“Indications for the blockbuster cancer drug nivolumab (Opdivo) have expanded again, as the FDA has approved the anti-PD-1 antibody in combination with ipilimumab (Yervoy) for treatment of unresectable or metastatic melanoma.

“The indication includes both BRAF-wild type and BRAF-mutant melanoma. At the same time, the FDA expanded the indication for single-agent nivolumb to include patients with previously untreated BRAF-wild type melanoma.

“Granted by the FDA’s accelerated approval process, the indication is the seventh for nivolumab, both indications leave the door open for the FDA to request confirmatory data or clinical trials.

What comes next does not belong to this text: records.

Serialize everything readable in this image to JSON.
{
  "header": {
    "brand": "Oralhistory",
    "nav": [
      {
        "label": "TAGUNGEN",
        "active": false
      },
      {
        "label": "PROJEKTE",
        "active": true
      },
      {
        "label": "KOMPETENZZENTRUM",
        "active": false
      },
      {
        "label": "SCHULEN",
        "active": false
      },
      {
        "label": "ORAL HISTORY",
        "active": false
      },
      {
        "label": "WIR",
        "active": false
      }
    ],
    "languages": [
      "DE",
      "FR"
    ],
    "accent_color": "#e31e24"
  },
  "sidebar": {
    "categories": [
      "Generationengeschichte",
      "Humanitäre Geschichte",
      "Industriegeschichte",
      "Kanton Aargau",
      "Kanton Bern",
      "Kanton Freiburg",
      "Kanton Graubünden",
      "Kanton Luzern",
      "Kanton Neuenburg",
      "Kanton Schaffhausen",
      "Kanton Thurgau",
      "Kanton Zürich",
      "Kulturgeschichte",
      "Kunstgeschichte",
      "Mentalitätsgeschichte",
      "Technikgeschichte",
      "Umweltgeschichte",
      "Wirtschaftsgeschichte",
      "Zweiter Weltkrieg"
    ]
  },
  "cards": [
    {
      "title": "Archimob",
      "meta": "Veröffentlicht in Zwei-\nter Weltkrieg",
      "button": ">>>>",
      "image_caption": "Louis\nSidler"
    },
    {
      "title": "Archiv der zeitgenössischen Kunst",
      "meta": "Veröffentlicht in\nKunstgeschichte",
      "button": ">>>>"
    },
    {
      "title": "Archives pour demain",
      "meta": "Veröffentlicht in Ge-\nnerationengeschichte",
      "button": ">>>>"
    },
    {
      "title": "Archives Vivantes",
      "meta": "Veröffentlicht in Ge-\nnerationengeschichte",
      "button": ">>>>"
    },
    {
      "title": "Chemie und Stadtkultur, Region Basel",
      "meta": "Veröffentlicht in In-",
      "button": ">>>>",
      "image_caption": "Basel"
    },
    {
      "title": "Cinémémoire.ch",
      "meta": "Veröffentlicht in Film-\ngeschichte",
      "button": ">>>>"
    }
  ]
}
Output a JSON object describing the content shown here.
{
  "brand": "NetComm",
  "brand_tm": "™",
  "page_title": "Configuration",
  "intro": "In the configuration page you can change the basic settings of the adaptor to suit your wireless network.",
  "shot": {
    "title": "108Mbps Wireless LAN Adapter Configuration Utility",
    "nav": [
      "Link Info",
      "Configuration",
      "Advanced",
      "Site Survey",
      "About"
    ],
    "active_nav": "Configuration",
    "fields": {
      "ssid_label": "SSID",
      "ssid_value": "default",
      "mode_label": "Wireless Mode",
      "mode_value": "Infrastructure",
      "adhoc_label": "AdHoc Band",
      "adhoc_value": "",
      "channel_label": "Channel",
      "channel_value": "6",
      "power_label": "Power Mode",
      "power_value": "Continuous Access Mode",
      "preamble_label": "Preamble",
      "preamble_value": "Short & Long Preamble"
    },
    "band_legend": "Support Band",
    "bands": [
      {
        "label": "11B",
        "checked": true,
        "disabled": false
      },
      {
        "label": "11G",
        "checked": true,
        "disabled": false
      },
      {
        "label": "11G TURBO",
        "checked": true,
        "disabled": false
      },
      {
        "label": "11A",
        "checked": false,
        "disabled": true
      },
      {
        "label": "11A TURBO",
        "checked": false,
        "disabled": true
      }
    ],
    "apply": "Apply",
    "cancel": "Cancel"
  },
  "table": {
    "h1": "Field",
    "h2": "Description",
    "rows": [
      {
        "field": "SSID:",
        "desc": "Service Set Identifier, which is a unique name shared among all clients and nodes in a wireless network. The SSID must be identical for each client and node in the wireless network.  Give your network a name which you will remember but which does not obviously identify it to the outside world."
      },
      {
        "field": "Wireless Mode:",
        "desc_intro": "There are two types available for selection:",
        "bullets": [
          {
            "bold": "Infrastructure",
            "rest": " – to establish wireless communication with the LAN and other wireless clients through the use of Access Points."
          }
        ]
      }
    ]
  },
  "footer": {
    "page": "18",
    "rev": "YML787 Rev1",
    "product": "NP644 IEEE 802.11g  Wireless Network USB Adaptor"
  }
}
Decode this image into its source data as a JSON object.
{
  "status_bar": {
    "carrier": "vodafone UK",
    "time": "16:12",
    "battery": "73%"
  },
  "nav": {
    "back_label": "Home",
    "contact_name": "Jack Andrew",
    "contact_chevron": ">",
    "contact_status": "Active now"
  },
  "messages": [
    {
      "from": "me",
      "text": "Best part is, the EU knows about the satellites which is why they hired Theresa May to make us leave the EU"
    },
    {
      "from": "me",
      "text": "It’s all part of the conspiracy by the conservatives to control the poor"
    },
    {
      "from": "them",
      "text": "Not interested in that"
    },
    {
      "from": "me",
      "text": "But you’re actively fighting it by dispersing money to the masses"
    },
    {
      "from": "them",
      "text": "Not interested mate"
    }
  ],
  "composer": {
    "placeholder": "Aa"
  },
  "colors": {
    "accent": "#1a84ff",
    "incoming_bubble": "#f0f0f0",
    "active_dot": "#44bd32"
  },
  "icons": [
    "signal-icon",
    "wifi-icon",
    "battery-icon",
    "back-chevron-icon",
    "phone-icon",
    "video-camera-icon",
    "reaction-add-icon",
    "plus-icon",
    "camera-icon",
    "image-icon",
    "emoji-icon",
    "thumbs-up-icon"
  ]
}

The approvals increase the number of nivolumab indications to seven, including four in melanoma, all granted since late 2014.”


Immunotherapy Is Game-Changer for Oncology

“New immunotherapy drugs to treat a wide swathe of cancers, are the game changers of 2015, according to dozens of oncologists who responded to MedPage Today.

“When we asked oncologists about ‘game-changers’ in 2015, 37 of the 50 cited immunotherapy drugs.

“One reason for the clear consensus: It was a year in which checkpoint inhibitors spread into new tumor types.

” ‘Initially found to be useful in such immune-sensitive malignancies as melanoma, renal cell carcinoma, and Hodgkins disease,’ said Robert J. Mayer, MD, of the Dana-Farber Cancer Institute in Boston. ‘It has now shown major promise in more difficult cancers such as squamous cell and adenocarcinomas of the lung and even a subset (microsatellite unstable) of colon cancer, gastric cancer, and esophageal cancer.’ “